■ EXERCISE GOAL: Write out each entry word for word.

■ EXTRACTED MATERIAL:
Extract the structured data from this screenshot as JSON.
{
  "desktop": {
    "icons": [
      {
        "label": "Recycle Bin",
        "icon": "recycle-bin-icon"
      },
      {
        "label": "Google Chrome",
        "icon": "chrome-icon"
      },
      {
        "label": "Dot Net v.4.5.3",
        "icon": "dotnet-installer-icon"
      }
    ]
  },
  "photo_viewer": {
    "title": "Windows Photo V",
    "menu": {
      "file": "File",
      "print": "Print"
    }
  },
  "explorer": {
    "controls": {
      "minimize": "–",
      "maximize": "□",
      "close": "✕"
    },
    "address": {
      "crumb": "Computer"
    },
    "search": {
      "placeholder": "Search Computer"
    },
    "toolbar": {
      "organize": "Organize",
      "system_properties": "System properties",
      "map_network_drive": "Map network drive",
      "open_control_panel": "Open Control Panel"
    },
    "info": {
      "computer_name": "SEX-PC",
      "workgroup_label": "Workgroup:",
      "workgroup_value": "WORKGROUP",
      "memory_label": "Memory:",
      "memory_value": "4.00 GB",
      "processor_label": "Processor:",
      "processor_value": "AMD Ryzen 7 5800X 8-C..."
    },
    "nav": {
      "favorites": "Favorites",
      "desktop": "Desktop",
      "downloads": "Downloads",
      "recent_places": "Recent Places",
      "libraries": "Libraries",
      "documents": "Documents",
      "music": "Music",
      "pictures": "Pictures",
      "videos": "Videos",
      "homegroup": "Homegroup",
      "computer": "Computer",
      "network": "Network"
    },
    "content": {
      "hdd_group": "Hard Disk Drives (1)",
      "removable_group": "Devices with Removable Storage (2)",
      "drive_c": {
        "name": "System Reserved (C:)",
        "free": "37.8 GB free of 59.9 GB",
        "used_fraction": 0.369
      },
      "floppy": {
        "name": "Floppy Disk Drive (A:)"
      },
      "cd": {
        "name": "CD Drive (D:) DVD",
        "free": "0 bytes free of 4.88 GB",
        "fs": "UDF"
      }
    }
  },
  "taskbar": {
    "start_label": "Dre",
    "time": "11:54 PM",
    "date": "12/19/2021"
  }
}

■ WRITTEN ANSWER:
Extract the structured data from this screenshot as JSON.
{
  "desktop": {
    "icons": [
      {
        "label": "Recycle Bin",
        "icon": "recycle-bin-icon"
      },
      {
        "label": "Google Chrome",
        "icon": "chrome-icon"
      },
      {
        "label": "Dot Net v.4.5.3",
        "icon": "dotnet-installer-icon"
      }
    ]
  },
  "photo_viewer": {
    "title": "Windows Photo V",
    "menu": {
      "file": "File",
      "print": "Print"
    }
  },
  "explorer": {
    "controls": {
      "minimize": "–",
      "maximize": "□",
      "close": "✕"
    },
    "address": {
      "crumb": "Computer"
    },
    "search": {
      "placeholder": "Search Computer"
    },
    "toolbar": {
      "organize": "Organize",
      "system_properties": "System properties",
      "map_network_drive": "Map network drive",
      "open_control_panel": "Open Control Panel"
    },
    "info": {
      "computer_name": "SEX-PC",
      "workgroup_label": "Workgroup:",
      "workgroup_value": "WORKGROUP",
      "memory_label": "Memory:",
      "memory_value": "4.00 GB",
      "processor_label": "Processor:",
      "processor_value": "AMD Ryzen 7 5800X 8-C..."
    },
    "nav": {
      "favorites": "Favorites",
      "desktop": "Desktop",
      "downloads": "Downloads",
      "recent_places": "Recent Places",
      "libraries": "Libraries",
      "documents": "Documents",
      "music": "Music",
      "pictures": "Pictures",
      "videos": "Videos",
      "homegroup": "Homegroup",
      "computer": "Computer",
      "network": "Network"
    },
    "content": {
      "hdd_group": "Hard Disk Drives (1)",
      "removable_group": "Devices with Removable Storage (2)",
      "drive_c": {
        "name": "System Reserved (C:)",
        "free": "37.8 GB free of 59.9 GB",
        "used_fraction": 0.369
      },
      "floppy": {
        "name": "Floppy Disk Drive (A:)"
      },
      "cd": {
        "name": "CD Drive (D:) DVD",
        "free": "0 bytes free of 4.88 GB",
        "fs": "UDF"
      }
    }
  },
  "taskbar": {
    "start_label": "Dre",
    "time": "11:54 PM",
    "date": "12/19/2021"
  }
}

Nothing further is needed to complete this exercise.